Climate change threatens the genetic diversity of the world’s food supply, and saving crops and animals at risk will be crucial for preserving yields and adapting to wild weather patterns, a U.N. policy paper said on Monday. Certain wild crops – varieties not often cultivated by today’s farmers – could prove more resilient to a warming planet than some popular crop breeds, the U.N. Food and Agriculture Organisation (FAO) said. But these wild strains are among those most threatened by climate change.
Ensuring food security and protecting at-risk species as the climate changes is one of “the most daunting challenges facing humankind”, the paper said. Between 16 and 22 percent of wild crop species may be in danger of extinction within the next 50 years, said the FAO paper. They include 61 percent of peanut species, 12 percent of potato species and 8 percent of cowpea species. “In a warmer world with harsher, more variable weather, plants and animals raised for food will need to have the biological capacity to adapt more quickly than ever before,” FAO Deputy Director-General Maria Helena Semedo said in a statement. “Preventing further losses of agricultural genetic resources and diverting more attention to studying them and their potential will boost humankind’s ability to adapt to climate change.”
To improve the resilience of food systems, the paper recommends strengthening gene banks to include crops now considered “minor”, a review of breeding practices, the creation of community seed banks, and improving seed exchanges between farmers in different regions. Seeds and genetic material from crops under threat should be preserved in labs when they are not safe in the wild, said the paper. World food production will need to rise by an estimated 60 percent by 2050 to feed a growing population, the FAO said, and climate change will make boosting yields tougher in many regions.
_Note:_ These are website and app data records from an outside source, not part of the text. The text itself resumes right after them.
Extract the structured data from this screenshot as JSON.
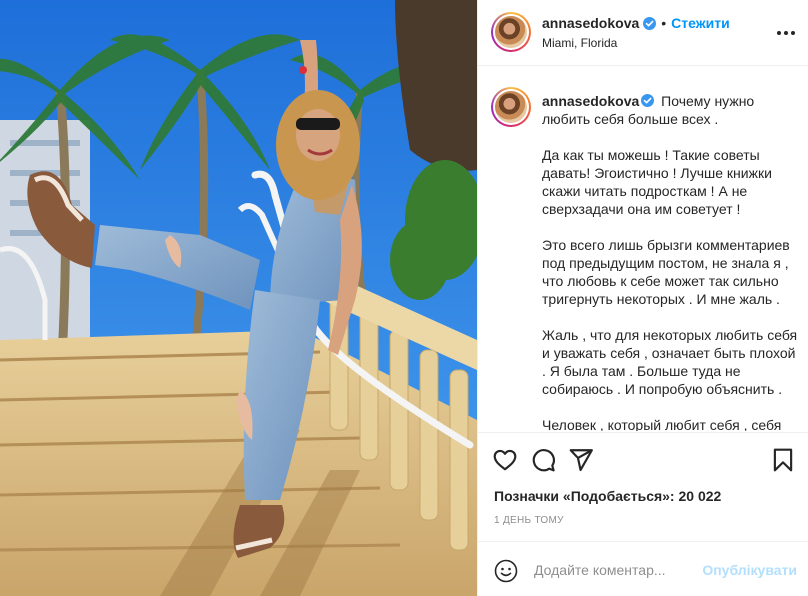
{
  "post": {
    "username": "annasedokova",
    "verified": true,
    "follow_label": "Стежити",
    "separator": "•",
    "location": "Miami, Florida",
    "more_icon": "more-horizontal-icon"
  },
  "caption": {
    "username": "annasedokova",
    "paragraphs": [
      "Почему нужно любить себя больше всех .",
      "Да как ты можешь ! Такие советы давать! Эгоистично ! Лучше книжки скажи читать подросткам ! А не сверхзадачи она им советует !",
      "Это всего лишь брызги комментариев под предыдущим постом, не знала я , что любовь к себе может так сильно тригернуть некоторых . И мне жаль .",
      "Жаль , что для некоторых любить себя и уважать себя , означает быть плохой . Я была там . Больше туда не собираюсь . И попробую объяснить .",
      "Человек , который любит себя , себя"
    ]
  },
  "actions": {
    "like_icon": "heart-icon",
    "comment_icon": "comment-icon",
    "share_icon": "share-icon",
    "save_icon": "bookmark-icon"
  },
  "likes": {
    "label": "Позначки «Подобається»:",
    "count": "20 022"
  },
  "timestamp": "1 день тому",
  "comment": {
    "placeholder": "Додайте коментар...",
    "publish_label": "Опублікувати"
  },
  "colors": {
    "accent": "#0095f6",
    "publish_disabled": "#b2dffc",
    "verified": "#3897f0",
    "text": "#262626",
    "muted": "#8e8e8e"
  }
}
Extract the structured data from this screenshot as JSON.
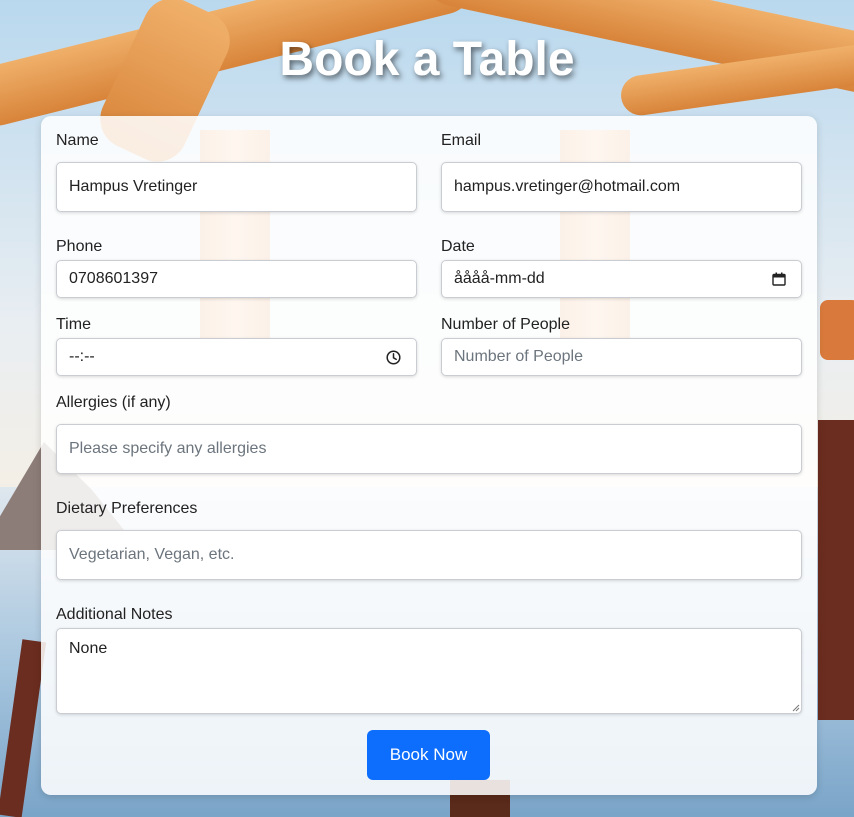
{
  "title": "Book a Table",
  "form": {
    "name": {
      "label": "Name",
      "value": "Hampus Vretinger"
    },
    "email": {
      "label": "Email",
      "value": "hampus.vretinger@hotmail.com"
    },
    "phone": {
      "label": "Phone",
      "value": "0708601397"
    },
    "date": {
      "label": "Date",
      "value": "åååå-mm-dd",
      "icon": "calendar-icon"
    },
    "time": {
      "label": "Time",
      "value": "--:--",
      "icon": "clock-icon"
    },
    "people": {
      "label": "Number of People",
      "placeholder": "Number of People"
    },
    "allergies": {
      "label": "Allergies (if any)",
      "placeholder": "Please specify any allergies"
    },
    "dietary": {
      "label": "Dietary Preferences",
      "placeholder": "Vegetarian, Vegan, etc."
    },
    "notes": {
      "label": "Additional Notes",
      "value": "None"
    },
    "submit_label": "Book Now"
  },
  "colors": {
    "button": "#0d6efd",
    "title": "#ffffff"
  }
}
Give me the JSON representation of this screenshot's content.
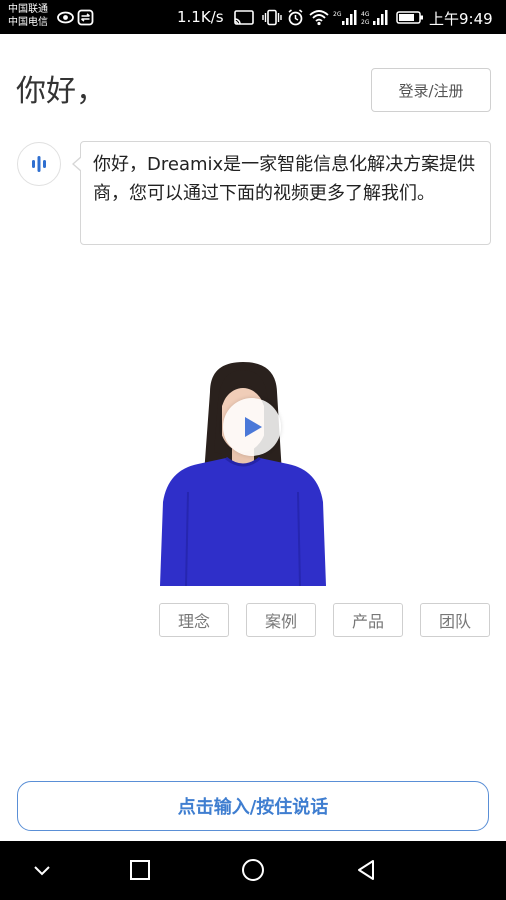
{
  "status_bar": {
    "carrier_1": "中国联通",
    "carrier_2": "中国电信",
    "net_speed": "1.1K/s",
    "time": "上午9:49",
    "icons": [
      "eye-icon",
      "sync-icon",
      "cast-icon",
      "vibrate-icon",
      "alarm-icon",
      "wifi-icon",
      "signal-2g-icon",
      "signal-4g-icon",
      "battery-icon"
    ]
  },
  "header": {
    "greeting": "你好，",
    "login_label": "登录/注册"
  },
  "bot_message": {
    "avatar_icon": "voice-wave-icon",
    "text": "你好，Dreamix是一家智能信息化解决方案提供商，您可以通过下面的视频更多了解我们。"
  },
  "video": {
    "play_icon": "play-icon"
  },
  "topics": [
    {
      "label": "理念"
    },
    {
      "label": "案例"
    },
    {
      "label": "产品"
    },
    {
      "label": "团队"
    }
  ],
  "input_bar": {
    "label": "点击输入/按住说话"
  },
  "nav_bar": {
    "icons": [
      "chevron-down-icon",
      "recents-icon",
      "home-icon",
      "back-icon"
    ]
  },
  "colors": {
    "accent": "#3f7ed0",
    "shirt": "#2f2fc9",
    "play": "#4a78d8"
  }
}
Cropping areas are set to shrink in sub-Saharan Africa, the Caribbean, India and northern Australia, while warming temperatures will open new regions to agriculture in the northern United States, Canada and much of Europe. Farming systems – and crops themselves – will need adapt to cope in these new environments, the paper said. Scientists worry that certain crop varieties and animal breeds could be abandoned by farmers and livestock keepers in the face of climate change without steps to conserve them. Breeders will need to identify genetic resources with suitable traits for developing varieties that can thrive in extreme climatic conditions, the paper said.